■ Your task ■
When "desc" occurs in a line of the material, copy that line.

■ Data supplied ■
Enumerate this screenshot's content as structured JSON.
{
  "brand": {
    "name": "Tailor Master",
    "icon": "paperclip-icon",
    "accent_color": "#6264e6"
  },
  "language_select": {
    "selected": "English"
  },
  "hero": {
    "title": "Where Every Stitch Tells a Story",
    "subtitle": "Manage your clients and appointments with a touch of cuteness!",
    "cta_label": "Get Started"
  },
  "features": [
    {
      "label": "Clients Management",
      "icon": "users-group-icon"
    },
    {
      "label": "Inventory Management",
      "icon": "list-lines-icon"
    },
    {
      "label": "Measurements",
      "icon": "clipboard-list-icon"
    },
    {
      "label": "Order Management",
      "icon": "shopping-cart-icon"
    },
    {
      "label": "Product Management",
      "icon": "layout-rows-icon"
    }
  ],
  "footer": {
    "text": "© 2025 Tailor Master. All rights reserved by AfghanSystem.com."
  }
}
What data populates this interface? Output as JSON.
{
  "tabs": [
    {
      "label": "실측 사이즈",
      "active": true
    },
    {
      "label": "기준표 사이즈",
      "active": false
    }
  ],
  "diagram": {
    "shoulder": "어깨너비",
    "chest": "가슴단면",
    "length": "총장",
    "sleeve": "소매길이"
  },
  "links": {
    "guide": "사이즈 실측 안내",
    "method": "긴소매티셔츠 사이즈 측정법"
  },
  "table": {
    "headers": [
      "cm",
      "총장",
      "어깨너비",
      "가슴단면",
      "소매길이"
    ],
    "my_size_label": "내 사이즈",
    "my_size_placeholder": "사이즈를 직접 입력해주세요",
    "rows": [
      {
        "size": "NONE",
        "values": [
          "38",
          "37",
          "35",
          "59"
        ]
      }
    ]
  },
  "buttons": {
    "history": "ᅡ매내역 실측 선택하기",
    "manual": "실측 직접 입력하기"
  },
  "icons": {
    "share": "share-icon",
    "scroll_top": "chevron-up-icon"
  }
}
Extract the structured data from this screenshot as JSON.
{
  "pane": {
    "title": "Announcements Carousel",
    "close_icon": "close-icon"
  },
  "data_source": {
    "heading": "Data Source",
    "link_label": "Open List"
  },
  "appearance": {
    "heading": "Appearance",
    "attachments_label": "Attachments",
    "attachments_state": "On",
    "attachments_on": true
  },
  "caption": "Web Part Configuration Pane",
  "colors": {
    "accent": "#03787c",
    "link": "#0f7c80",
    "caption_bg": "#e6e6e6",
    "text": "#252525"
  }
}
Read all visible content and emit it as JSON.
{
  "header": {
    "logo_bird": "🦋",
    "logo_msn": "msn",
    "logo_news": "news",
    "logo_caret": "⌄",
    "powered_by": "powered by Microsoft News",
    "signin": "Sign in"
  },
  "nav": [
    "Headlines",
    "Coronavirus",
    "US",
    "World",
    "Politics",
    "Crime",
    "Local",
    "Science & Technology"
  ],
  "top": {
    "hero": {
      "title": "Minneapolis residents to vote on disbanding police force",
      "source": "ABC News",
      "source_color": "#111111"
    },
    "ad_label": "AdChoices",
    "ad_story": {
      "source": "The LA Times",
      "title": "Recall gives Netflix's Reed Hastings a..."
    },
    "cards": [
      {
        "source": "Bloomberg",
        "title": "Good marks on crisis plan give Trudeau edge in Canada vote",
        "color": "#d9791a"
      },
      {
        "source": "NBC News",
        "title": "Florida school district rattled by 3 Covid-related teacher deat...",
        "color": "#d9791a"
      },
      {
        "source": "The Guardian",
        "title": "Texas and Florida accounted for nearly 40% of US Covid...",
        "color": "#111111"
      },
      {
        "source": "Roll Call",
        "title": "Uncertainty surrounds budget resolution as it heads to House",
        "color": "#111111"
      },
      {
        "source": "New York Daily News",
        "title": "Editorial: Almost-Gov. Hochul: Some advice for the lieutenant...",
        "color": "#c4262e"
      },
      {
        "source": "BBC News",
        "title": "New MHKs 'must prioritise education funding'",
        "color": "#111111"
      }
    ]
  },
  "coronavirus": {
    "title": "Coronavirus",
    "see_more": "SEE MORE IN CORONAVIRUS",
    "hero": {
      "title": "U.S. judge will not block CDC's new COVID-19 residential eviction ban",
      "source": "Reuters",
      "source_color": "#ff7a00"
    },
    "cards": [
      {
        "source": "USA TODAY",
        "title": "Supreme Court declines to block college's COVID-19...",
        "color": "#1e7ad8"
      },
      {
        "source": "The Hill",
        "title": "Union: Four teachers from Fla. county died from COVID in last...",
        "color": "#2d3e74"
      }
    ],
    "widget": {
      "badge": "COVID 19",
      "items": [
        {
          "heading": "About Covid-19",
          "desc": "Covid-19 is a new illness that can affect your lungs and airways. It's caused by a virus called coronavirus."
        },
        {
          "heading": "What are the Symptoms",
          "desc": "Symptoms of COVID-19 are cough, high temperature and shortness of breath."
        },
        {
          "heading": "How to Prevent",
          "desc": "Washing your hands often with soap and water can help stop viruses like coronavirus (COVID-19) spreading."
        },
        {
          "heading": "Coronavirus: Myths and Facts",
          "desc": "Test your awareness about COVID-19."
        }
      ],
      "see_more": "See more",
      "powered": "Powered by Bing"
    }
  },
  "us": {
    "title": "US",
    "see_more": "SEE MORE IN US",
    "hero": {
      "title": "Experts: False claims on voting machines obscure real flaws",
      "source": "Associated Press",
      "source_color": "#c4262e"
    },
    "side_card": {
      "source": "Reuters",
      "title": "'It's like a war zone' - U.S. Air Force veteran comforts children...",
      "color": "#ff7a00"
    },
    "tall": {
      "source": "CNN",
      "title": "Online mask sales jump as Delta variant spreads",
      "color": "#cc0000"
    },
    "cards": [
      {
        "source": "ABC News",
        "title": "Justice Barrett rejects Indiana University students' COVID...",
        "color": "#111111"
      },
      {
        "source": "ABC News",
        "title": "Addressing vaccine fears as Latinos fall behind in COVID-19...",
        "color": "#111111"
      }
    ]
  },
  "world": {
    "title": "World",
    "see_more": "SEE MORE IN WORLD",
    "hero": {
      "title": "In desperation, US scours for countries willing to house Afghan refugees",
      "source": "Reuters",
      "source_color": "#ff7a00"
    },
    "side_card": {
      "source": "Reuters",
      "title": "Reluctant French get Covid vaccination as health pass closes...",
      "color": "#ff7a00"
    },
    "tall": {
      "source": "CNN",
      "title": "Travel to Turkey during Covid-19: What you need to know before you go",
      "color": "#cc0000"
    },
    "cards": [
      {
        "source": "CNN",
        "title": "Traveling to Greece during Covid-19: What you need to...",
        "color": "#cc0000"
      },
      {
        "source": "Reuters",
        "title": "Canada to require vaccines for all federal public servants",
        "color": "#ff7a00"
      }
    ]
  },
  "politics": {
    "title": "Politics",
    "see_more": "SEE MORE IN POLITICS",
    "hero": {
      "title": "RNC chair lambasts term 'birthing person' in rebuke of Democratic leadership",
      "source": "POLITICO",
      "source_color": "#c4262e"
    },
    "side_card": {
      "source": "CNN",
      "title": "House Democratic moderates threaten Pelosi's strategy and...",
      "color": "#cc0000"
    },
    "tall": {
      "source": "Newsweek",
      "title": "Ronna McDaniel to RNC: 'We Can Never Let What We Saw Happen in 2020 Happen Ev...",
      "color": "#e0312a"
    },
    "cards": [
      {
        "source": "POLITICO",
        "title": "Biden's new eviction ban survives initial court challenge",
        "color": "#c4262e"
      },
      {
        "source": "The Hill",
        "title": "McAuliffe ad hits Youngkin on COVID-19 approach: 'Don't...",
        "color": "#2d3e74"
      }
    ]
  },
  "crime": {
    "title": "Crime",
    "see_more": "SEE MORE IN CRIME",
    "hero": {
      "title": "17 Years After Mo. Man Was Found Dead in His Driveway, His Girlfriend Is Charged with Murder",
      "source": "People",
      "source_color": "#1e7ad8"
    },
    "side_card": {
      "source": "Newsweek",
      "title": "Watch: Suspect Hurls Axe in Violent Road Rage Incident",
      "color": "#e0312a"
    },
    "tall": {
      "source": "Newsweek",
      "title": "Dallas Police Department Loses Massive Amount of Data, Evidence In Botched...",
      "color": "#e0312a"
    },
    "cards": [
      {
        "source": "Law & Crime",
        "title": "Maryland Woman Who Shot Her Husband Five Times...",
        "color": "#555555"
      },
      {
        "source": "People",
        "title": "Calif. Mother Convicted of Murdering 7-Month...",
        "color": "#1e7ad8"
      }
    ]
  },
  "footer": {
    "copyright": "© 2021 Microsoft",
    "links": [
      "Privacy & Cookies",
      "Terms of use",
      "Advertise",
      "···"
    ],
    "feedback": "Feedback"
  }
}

■ Response ■
          "desc": "Covid-19 is a new illness that can affect your lungs and airways. It's caused by a virus called coronavirus."
          "desc": "Symptoms of COVID-19 are cough, high temperature and shortness of breath."
          "desc": "Washing your hands often with soap and water can help stop viruses like coronavirus (COVID-19) spreading."
          "desc": "Test your awareness about COVID-19."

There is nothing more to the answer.